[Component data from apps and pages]
Content starts

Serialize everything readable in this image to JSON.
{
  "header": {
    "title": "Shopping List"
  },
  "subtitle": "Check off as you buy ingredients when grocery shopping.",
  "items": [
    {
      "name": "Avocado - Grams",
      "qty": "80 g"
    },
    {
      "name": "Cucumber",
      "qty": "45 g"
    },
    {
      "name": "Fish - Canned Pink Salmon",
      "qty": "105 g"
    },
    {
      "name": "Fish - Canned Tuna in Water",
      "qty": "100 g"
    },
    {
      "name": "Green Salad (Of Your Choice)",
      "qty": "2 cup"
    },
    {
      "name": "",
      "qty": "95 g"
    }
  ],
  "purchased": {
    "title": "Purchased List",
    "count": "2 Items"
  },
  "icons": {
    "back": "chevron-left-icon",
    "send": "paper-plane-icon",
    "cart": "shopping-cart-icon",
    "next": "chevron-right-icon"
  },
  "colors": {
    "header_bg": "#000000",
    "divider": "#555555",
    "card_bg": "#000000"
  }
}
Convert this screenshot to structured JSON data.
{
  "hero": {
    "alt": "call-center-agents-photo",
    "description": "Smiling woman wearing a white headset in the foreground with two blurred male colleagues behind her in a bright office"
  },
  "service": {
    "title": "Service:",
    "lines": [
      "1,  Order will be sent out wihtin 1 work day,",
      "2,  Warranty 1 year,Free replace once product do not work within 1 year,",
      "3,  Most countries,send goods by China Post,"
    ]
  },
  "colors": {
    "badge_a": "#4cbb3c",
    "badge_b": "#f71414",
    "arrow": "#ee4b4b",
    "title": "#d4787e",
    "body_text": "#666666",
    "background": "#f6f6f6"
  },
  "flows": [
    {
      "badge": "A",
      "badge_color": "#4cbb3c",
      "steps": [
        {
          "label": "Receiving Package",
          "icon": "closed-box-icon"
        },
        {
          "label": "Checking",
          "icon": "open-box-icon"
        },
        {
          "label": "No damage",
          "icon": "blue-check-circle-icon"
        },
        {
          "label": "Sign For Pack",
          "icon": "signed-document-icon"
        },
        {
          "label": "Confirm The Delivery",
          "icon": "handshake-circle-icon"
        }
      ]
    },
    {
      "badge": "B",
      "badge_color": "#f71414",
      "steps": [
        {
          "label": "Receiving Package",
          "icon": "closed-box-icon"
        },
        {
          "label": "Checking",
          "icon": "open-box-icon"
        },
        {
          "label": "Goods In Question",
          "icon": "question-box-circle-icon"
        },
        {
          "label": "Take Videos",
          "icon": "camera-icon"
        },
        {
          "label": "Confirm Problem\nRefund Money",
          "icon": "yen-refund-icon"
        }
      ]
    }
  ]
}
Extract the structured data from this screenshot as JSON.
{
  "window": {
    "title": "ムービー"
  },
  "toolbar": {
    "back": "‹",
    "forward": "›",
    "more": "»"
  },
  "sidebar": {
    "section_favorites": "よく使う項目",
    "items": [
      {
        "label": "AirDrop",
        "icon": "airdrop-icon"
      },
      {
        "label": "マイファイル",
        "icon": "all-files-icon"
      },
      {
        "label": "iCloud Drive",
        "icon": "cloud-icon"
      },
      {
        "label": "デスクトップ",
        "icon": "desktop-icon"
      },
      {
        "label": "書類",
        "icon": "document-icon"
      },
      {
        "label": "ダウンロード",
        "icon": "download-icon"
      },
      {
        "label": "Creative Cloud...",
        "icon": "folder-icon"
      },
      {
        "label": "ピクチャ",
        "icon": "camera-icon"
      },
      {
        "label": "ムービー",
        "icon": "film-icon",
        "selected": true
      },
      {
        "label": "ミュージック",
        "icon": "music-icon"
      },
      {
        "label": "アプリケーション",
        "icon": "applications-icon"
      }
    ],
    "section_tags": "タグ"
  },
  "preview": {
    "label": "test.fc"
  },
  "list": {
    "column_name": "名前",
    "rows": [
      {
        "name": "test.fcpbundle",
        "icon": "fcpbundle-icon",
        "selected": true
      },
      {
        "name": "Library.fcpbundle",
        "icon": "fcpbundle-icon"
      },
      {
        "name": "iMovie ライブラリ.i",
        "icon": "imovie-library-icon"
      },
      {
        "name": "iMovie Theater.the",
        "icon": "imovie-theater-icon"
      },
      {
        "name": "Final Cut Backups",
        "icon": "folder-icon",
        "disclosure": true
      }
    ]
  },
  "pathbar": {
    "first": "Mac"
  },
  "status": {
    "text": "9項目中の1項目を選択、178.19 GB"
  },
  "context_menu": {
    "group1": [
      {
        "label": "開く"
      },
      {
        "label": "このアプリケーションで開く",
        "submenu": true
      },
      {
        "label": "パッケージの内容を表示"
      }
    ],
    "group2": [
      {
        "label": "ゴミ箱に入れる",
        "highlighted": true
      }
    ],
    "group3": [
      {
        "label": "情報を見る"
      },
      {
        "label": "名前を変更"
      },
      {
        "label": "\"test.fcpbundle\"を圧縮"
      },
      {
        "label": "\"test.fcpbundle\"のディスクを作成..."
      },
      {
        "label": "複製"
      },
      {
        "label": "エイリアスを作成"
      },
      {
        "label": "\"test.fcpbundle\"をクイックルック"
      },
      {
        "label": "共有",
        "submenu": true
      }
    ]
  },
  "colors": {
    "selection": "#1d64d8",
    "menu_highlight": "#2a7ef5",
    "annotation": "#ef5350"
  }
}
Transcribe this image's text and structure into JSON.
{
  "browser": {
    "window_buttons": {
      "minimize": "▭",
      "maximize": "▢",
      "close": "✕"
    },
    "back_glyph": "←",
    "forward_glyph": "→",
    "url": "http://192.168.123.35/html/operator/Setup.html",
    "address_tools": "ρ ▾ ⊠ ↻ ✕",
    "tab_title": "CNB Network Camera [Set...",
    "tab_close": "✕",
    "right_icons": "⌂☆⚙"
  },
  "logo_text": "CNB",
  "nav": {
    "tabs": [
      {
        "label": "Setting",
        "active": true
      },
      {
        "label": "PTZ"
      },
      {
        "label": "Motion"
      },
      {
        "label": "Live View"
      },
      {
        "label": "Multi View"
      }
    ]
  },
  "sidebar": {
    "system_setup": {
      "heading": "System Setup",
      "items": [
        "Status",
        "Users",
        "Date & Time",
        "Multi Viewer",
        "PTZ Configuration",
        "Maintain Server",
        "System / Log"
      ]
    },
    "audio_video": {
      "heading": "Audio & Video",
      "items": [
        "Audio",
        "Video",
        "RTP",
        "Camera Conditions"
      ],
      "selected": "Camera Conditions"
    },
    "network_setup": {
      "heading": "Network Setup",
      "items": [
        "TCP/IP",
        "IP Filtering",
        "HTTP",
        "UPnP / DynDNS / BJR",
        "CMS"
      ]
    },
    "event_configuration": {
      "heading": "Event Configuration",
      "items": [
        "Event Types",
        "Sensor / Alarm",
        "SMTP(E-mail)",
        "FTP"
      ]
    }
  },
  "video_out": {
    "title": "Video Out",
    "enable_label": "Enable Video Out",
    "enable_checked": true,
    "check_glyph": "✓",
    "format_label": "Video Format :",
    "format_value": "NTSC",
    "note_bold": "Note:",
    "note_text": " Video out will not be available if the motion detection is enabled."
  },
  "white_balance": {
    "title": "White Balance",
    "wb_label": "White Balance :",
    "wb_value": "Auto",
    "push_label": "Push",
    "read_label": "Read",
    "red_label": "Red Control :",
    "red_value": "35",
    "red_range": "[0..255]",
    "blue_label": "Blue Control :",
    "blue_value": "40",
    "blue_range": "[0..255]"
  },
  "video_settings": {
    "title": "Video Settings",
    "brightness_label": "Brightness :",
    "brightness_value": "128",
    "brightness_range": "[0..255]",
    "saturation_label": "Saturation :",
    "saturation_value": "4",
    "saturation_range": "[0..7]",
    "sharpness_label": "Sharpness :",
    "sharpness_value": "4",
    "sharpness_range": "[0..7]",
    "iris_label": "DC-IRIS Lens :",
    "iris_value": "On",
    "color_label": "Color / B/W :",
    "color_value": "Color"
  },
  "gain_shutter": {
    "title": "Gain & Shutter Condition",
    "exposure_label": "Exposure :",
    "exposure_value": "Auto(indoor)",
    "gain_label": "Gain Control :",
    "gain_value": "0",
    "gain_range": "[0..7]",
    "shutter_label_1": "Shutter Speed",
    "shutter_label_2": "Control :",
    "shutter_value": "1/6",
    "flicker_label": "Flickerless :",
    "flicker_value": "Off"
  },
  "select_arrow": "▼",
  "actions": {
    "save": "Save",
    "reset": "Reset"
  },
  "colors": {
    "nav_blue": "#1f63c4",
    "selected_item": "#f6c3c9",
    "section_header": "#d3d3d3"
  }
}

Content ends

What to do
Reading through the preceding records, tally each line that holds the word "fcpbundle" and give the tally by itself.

Solution
7